A research study by Harvard’s Public School of Health showed that eating one bowl of quinoa a day may reduce heart and respiratory diseases, diabetes, early death risk from cancer, and other chronic diseases by 17%.
Will Quinoa Make You Gassy?
Too much quinoa may make you gassy. The high fiber and protein content of quinoa is a blessing and a curse. Too much quinoa equals a lot of fiber, this will digest slowly and cause bloating and gas. This happens when your body can’t process large amounts of fiber.
Does Quinoa Cause Bloating And Gas?
You may experience bloating, gas, and some stomach pain if you eat too much quinoa or have too little fiber in your diet.
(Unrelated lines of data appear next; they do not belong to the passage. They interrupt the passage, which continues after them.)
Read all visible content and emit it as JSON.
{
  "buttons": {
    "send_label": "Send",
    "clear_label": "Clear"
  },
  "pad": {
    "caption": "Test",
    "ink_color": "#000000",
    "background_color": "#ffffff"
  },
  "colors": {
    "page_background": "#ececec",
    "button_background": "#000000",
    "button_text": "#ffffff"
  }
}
As mentioned above, too much fiber causes increased gas and that leads to bloating.
Should You Rinse Quinoa Before Cooking?
Yes! Always rinse your quinoa before using it. Quinoa is coated in a bitter substance called saponin. Rinsing it before cooking will remove the bitterness.
What Can You Add To Quinoa To Make It Taste Better?
You can add anything to make your quinoa taste better because of its subtle flavor and ability to absorb flavor! You can season quinoa after it’s cooked or while it cooks.
Season it with dried herbs, cumin, salt and top with fresh herbs like mint, coriander or parsley. I especially like seasoning the water and boiling quinoa with tomato puree or boiling it in vegetable stock.
Since we’ve answered the question, “is quinoa a low FODMAP food?” Let’s look at some other low FODMAP grains on the list!
Other Low FODMAP Grains
There are plenty of grains on the low FODMAP foods list.These are some of the grains tested and approved by Monash :
- Amaranth (puffed) is low FODMAP at 28 grams.
- Bourghul is low FODMAP at 1/4 cup.
- Buckwheat (kernels, flour) 3/4 cup or 135 grams per serving.
- Corn (cob, polenta, tortilla, popcorn) The FODMAP levels of corn depend on how it’s processed and which kind of corn it is. I’ve compiled all the internets information about corn FODMAPs in a complete guide:
Is Corn Low FODMAP? Everything You Need To Know
- Millet (grain, flour) hulled millet is low in FODMAPs at 1 cup or 184 grams.
- Oats (whole rolled oats are low FODMAP at 1/2 cup or 52 grams. Quick oats are low FODMAP at 1/4 cup or 23 grams)
- Rice (brown, white, red, basmati) is low FODMAP at 1 cup or 190 grams (cooked).
- Sorghum (flour) 2/3 cup, 100 grams or 3.53 ounce serves.
- Wheat (wholemeal bread or sourdough) low FODMAP at 2 slices or 97 grams.
Well there you have it, folks. The answer to “is quinoa a low FODMAP food?” is pretty clear after all that. What do you think of quinoa? Is it something you have often or did you have a bad experience with it in the past?
When I first learned about quinoa, I thought it was carb free and ate boat-loads of it in place of rice. Boy was I wrong. But quinoa doesn’t have to be boring. Actually, here’s my favorite low FODMAP quinoa recipe paired with the easiest 3 ingredient low FODMAP Italian dressing!
It’s got the flavors of Italy; basil, tomato, and balsamic. Completely low FODMAP and jam packed with flavor!
More about FODMAP foods here:
Is Garlic Powder Low FODMAP? 4 Low FODMAP Garlic Substitutes